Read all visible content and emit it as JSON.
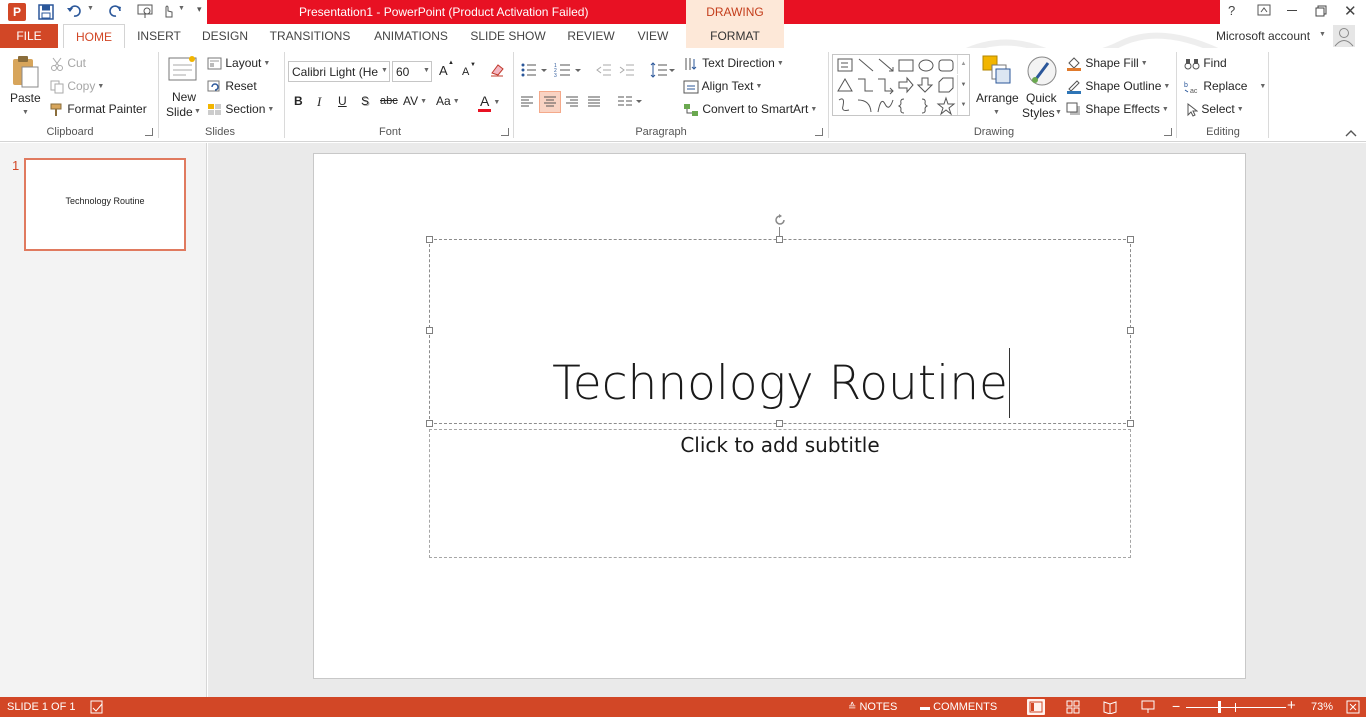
{
  "app": {
    "title": "Presentation1 -  PowerPoint (Product Activation Failed)",
    "context_tab_group": "DRAWING TOOLS",
    "account": "Microsoft account",
    "window_buttons": [
      "?",
      "⇱",
      "—",
      "❐",
      "✕"
    ]
  },
  "tabs": [
    "FILE",
    "HOME",
    "INSERT",
    "DESIGN",
    "TRANSITIONS",
    "ANIMATIONS",
    "SLIDE SHOW",
    "REVIEW",
    "VIEW",
    "FORMAT"
  ],
  "clipboard": {
    "paste": "Paste",
    "cut": "Cut",
    "copy": "Copy",
    "format_painter": "Format Painter",
    "group_label": "Clipboard"
  },
  "slides_group": {
    "new_slide_1": "New",
    "new_slide_2": "Slide",
    "layout": "Layout",
    "reset": "Reset",
    "section": "Section",
    "group_label": "Slides"
  },
  "font": {
    "font_name": "Calibri Light (He",
    "font_size": "60",
    "bold": "B",
    "italic": "I",
    "underline": "U",
    "shadow": "S",
    "strike": "abc",
    "spacing": "AV",
    "case": "Aa",
    "color_letter": "A",
    "grow": "A",
    "shrink": "A",
    "group_label": "Font"
  },
  "paragraph": {
    "text_direction": "Text Direction",
    "align_text": "Align Text",
    "convert_smartart": "Convert to SmartArt",
    "group_label": "Paragraph"
  },
  "drawing": {
    "arrange": "Arrange",
    "quick_styles_1": "Quick",
    "quick_styles_2": "Styles",
    "shape_fill": "Shape Fill",
    "shape_outline": "Shape Outline",
    "shape_effects": "Shape Effects",
    "group_label": "Drawing"
  },
  "editing": {
    "find": "Find",
    "replace": "Replace",
    "select": "Select",
    "group_label": "Editing"
  },
  "thumbnail": {
    "number": "1",
    "title": "Technology Routine"
  },
  "slide": {
    "title": "Technology Routine",
    "subtitle_placeholder": "Click to add subtitle"
  },
  "status": {
    "slide_info": "SLIDE 1 OF 1",
    "notes": "NOTES",
    "comments": "COMMENTS",
    "zoom": "73%"
  },
  "colors": {
    "accent": "#d24726",
    "title_bar_error": "#e81123",
    "context_tab": "#fde8d8"
  }
}
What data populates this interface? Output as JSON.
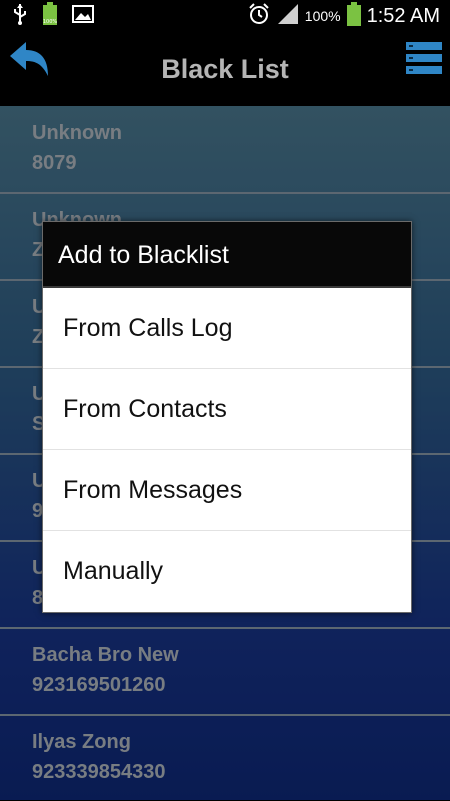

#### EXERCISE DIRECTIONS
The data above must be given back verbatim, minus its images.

#### COMPLETED EXERCISE
Read all visible content and emit it as JSON.
{
  "app": {
    "title": "Presentation1 -  PowerPoint (Product Activation Failed)",
    "context_tab_group": "DRAWING TOOLS",
    "account": "Microsoft account",
    "window_buttons": [
      "?",
      "⇱",
      "—",
      "❐",
      "✕"
    ]
  },
  "tabs": [
    "FILE",
    "HOME",
    "INSERT",
    "DESIGN",
    "TRANSITIONS",
    "ANIMATIONS",
    "SLIDE SHOW",
    "REVIEW",
    "VIEW",
    "FORMAT"
  ],
  "clipboard": {
    "paste": "Paste",
    "cut": "Cut",
    "copy": "Copy",
    "format_painter": "Format Painter",
    "group_label": "Clipboard"
  },
  "slides_group": {
    "new_slide_1": "New",
    "new_slide_2": "Slide",
    "layout": "Layout",
    "reset": "Reset",
    "section": "Section",
    "group_label": "Slides"
  },
  "font": {
    "font_name": "Calibri Light (He",
    "font_size": "60",
    "bold": "B",
    "italic": "I",
    "underline": "U",
    "shadow": "S",
    "strike": "abc",
    "spacing": "AV",
    "case": "Aa",
    "color_letter": "A",
    "grow": "A",
    "shrink": "A",
    "group_label": "Font"
  },
  "paragraph": {
    "text_direction": "Text Direction",
    "align_text": "Align Text",
    "convert_smartart": "Convert to SmartArt",
    "group_label": "Paragraph"
  },
  "drawing": {
    "arrange": "Arrange",
    "quick_styles_1": "Quick",
    "quick_styles_2": "Styles",
    "shape_fill": "Shape Fill",
    "shape_outline": "Shape Outline",
    "shape_effects": "Shape Effects",
    "group_label": "Drawing"
  },
  "editing": {
    "find": "Find",
    "replace": "Replace",
    "select": "Select",
    "group_label": "Editing"
  },
  "thumbnail": {
    "number": "1",
    "title": "Technology Routine"
  },
  "slide": {
    "title": "Technology Routine",
    "subtitle_placeholder": "Click to add subtitle"
  },
  "status": {
    "slide_info": "SLIDE 1 OF 1",
    "notes": "NOTES",
    "comments": "COMMENTS",
    "zoom": "73%"
  },
  "colors": {
    "accent": "#d24726",
    "title_bar_error": "#e81123",
    "context_tab": "#fde8d8"
  }
}
What data populates this interface? Output as JSON.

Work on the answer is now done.